SAN ANTONIO — This is how you notice the generations changing around the Christmas tree.
One year your little brother’s feet can’t reach the pedals on his new bike and, in what seems like the next, he’s resting an elbow on top of your head as you stand side by side in the photo.
Growth and championships are often measured by inches. Nobody knows that better than the Spurs.
All those little things from the 28 seconds in Miami last June are looming larger each time they step onto the court against one of the contenders in the Western Conference this season.
The Rockets may or may not yet be a real contender, depending on the day of the week or their interest in being professionals who show up with the same level of commitment each game.
For a holiday night, at least, the most noticeable difference wasn’t those form-fitting jerseys with sleeves, but the way the Rockets strutted into the AT&T Center and did everything this side of ripping the drumstick off the turkey and clubbing the Spurs over the head with it.
It was the difference in 3-point shooting, in having a fourth-quarter closer in James Harden, a defender in Jeremy Lin who wrapped up Tony Parker in pretty paper with a bow, an inside tandem of Dwight Howard and Terrence Jones and in energy.
Enough energy to light up every tree in town.
The Rockets, when they have their heads on straight, are as powerful and devastatingly effective as a blizzard and they buried everything about three feet under with an opening quarter of howling wind.
Meanwhile, the Spurs are looking like one of the polar ice caps that is thawing and melting from climate change.
This is only the second time in Tim Duncan’s NBA career that began in 1997-98 that the Rockets have swept the Spurs on their home floor in the season series.
“We didn’t give very good performances,” said San Antonio coach Gregg Popovich. “You can live with that from time to time. Nobody’s going to play perfect every night. But you can’t combine poor performances with a lack of physicality and a lack of discipline. They whipped us. They whipped us good. That’s an embarrassing loss.”
That’s also becoming a habit.
Despite their gaudy overall record, the Spurs are now 0-7 on the season against the top six teams they’ve faced, giving up 115, 112, 111, 111, 115, 113 and 94 points.
In their four home losses this season — Rockets (2), Thunder and Pacers — they have trailed by double digits every time and were down by at least 18 in three of them. It was the 10th time in their last 14 games that the Spurs have given up at least 100.
For the second time this season the Rockets were the more aggressive, more assertive, more enthusiastic, just plain better team and one full of enough youth and vigor to never have to bother to look back over their shoulders.
Except those same shoulders are carrying around losses to the lowly likes of Philly, Utah and Sacramento.
A lack of maturity or understanding?

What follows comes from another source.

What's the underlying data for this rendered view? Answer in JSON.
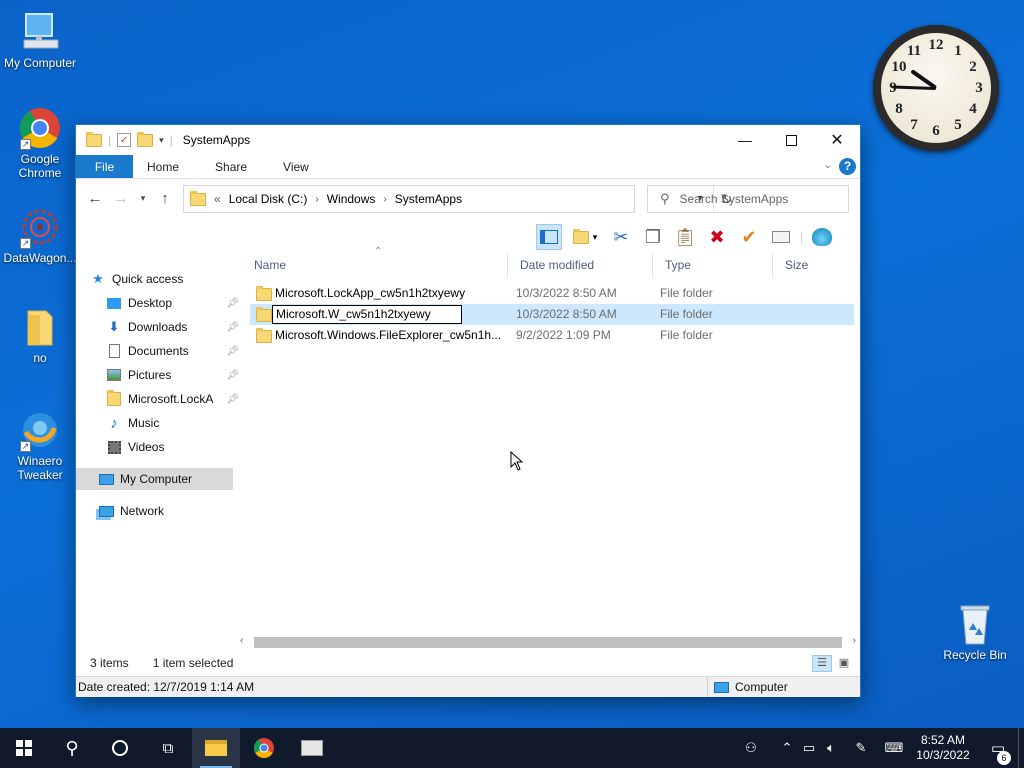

“A little bit of both,” said Harden, who poured in 16 of his 28 points in the fourth quarter. “We’ve had quite a bit of injuries coming in and out of the lineup. We’re a fairly new team. So the more we can get our reps in with everybody available the better off we’ll be.”
Or it could more likely be a matter of the Rockets simply not bringing the same level of concentration into every game.
“We understand how good of a team San Antonio is and we want to hit first every time we come here,” said Howard. “We like the rivalry that we’re trying to establish with these guys. We look up to this team. We want to be like them one day. This is a great team. We want to play great.
“We just gotta be more consistent. It’s something we’re all working on as a team … It’s very important. We can beat a San Antonio and lose a couple of games that we should win.”
For years the Spurs have kept holding open the window on a championship era that was said to be closing and last season perhaps convinced everyone that the Big Three of Duncan, Parker and Manu Ginobili can grow older than Methuselah and never fade away. Then there is this.
For weeks now, the Rockets have shown fleeting glimpses of how often they can stomp down on the accelerator, how good they can be, how far they can go. Until the next night when they just don’t.
Sometimes a game is just a game and sometimes it’s a snapshot that shows generations changing.